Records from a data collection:
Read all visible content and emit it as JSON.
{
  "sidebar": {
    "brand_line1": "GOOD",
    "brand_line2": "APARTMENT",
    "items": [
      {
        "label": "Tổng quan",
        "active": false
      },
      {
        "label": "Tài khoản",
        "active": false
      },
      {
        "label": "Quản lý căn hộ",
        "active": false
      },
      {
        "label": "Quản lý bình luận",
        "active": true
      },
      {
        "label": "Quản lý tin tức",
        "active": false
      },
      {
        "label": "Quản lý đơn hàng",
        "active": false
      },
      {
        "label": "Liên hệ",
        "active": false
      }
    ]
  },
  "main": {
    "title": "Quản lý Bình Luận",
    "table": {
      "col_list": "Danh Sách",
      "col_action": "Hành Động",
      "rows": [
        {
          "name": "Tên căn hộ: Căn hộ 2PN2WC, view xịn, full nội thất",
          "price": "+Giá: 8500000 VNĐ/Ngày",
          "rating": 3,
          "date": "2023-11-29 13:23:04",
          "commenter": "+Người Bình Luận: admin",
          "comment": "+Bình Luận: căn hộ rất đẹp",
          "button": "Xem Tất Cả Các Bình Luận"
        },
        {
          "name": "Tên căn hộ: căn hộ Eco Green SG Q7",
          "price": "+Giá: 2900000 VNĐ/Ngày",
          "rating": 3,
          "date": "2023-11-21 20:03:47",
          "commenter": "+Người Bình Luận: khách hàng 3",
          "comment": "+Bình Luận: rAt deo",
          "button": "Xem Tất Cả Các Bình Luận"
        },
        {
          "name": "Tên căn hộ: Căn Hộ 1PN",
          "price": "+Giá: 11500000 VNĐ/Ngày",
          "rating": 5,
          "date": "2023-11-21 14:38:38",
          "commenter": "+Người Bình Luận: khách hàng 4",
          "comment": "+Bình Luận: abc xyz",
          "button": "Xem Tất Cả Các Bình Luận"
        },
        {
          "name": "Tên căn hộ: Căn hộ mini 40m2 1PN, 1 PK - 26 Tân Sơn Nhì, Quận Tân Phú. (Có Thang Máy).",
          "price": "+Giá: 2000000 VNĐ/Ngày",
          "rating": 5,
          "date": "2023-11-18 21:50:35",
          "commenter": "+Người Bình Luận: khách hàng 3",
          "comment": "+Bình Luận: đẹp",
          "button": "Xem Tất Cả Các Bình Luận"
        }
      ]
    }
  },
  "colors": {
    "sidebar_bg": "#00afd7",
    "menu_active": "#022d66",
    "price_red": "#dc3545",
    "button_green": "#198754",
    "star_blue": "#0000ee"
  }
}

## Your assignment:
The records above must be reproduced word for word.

## Output of the task:
Read all visible content and emit it as JSON.
{
  "sidebar": {
    "brand_line1": "GOOD",
    "brand_line2": "APARTMENT",
    "items": [
      {
        "label": "Tổng quan",
        "active": false
      },
      {
        "label": "Tài khoản",
        "active": false
      },
      {
        "label": "Quản lý căn hộ",
        "active": false
      },
      {
        "label": "Quản lý bình luận",
        "active": true
      },
      {
        "label": "Quản lý tin tức",
        "active": false
      },
      {
        "label": "Quản lý đơn hàng",
        "active": false
      },
      {
        "label": "Liên hệ",
        "active": false
      }
    ]
  },
  "main": {
    "title": "Quản lý Bình Luận",
    "table": {
      "col_list": "Danh Sách",
      "col_action": "Hành Động",
      "rows": [
        {
          "name": "Tên căn hộ: Căn hộ 2PN2WC, view xịn, full nội thất",
          "price": "+Giá: 8500000 VNĐ/Ngày",
          "rating": 3,
          "date": "2023-11-29 13:23:04",
          "commenter": "+Người Bình Luận: admin",
          "comment": "+Bình Luận: căn hộ rất đẹp",
          "button": "Xem Tất Cả Các Bình Luận"
        },
        {
          "name": "Tên căn hộ: căn hộ Eco Green SG Q7",
          "price": "+Giá: 2900000 VNĐ/Ngày",
          "rating": 3,
          "date": "2023-11-21 20:03:47",
          "commenter": "+Người Bình Luận: khách hàng 3",
          "comment": "+Bình Luận: rAt deo",
          "button": "Xem Tất Cả Các Bình Luận"
        },
        {
          "name": "Tên căn hộ: Căn Hộ 1PN",
          "price": "+Giá: 11500000 VNĐ/Ngày",
          "rating": 5,
          "date": "2023-11-21 14:38:38",
          "commenter": "+Người Bình Luận: khách hàng 4",
          "comment": "+Bình Luận: abc xyz",
          "button": "Xem Tất Cả Các Bình Luận"
        },
        {
          "name": "Tên căn hộ: Căn hộ mini 40m2 1PN, 1 PK - 26 Tân Sơn Nhì, Quận Tân Phú. (Có Thang Máy).",
          "price": "+Giá: 2000000 VNĐ/Ngày",
          "rating": 5,
          "date": "2023-11-18 21:50:35",
          "commenter": "+Người Bình Luận: khách hàng 3",
          "comment": "+Bình Luận: đẹp",
          "button": "Xem Tất Cả Các Bình Luận"
        }
      ]
    }
  },
  "colors": {
    "sidebar_bg": "#00afd7",
    "menu_active": "#022d66",
    "price_red": "#dc3545",
    "button_green": "#198754",
    "star_blue": "#0000ee"
  }
}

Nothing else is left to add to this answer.